Problem statement: Determine how many lines in the records that follow hold the string "nerate". Only that number should be returned.

"""

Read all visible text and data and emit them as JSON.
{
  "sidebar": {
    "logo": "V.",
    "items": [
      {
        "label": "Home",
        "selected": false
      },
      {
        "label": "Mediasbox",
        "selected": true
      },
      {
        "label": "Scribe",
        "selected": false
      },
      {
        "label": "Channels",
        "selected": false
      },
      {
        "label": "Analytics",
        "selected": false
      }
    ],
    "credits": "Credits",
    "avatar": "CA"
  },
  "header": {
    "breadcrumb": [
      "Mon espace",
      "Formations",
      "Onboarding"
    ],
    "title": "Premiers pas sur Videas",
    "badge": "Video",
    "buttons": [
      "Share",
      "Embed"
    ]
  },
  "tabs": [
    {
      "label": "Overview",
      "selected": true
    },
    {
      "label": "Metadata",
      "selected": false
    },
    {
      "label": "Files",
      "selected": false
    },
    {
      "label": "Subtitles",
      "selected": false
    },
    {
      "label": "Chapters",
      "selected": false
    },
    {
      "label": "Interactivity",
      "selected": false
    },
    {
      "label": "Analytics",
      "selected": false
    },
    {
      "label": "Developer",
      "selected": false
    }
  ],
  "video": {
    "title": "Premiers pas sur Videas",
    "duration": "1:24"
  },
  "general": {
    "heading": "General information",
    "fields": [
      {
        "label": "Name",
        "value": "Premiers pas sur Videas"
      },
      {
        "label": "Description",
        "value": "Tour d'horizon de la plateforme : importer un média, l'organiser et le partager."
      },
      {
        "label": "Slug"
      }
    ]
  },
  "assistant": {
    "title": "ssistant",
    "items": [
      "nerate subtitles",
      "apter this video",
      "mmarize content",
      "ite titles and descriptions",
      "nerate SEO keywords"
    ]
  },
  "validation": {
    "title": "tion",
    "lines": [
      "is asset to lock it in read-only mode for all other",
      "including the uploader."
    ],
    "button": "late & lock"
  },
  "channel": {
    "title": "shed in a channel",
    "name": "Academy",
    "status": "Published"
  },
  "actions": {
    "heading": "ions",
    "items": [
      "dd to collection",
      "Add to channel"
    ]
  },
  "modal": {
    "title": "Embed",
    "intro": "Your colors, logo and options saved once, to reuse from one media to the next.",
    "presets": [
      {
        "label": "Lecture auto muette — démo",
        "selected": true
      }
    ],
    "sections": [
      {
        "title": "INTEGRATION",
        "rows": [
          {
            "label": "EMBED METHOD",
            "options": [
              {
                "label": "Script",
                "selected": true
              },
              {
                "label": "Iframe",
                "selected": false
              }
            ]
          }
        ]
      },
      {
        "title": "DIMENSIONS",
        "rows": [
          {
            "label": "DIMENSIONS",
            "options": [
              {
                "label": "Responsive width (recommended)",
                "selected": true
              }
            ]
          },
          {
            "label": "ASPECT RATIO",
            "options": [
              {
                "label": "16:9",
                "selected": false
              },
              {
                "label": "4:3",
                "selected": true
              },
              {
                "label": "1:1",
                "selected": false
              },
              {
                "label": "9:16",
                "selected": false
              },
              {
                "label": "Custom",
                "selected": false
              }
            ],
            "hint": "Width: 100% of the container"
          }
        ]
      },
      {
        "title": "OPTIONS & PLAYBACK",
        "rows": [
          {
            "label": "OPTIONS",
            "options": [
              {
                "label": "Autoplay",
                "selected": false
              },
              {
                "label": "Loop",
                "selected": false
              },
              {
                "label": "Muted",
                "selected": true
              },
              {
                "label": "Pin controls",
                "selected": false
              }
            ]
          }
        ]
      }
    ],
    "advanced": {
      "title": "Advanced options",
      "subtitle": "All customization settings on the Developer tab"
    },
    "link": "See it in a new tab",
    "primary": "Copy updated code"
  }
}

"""

Answer space: 2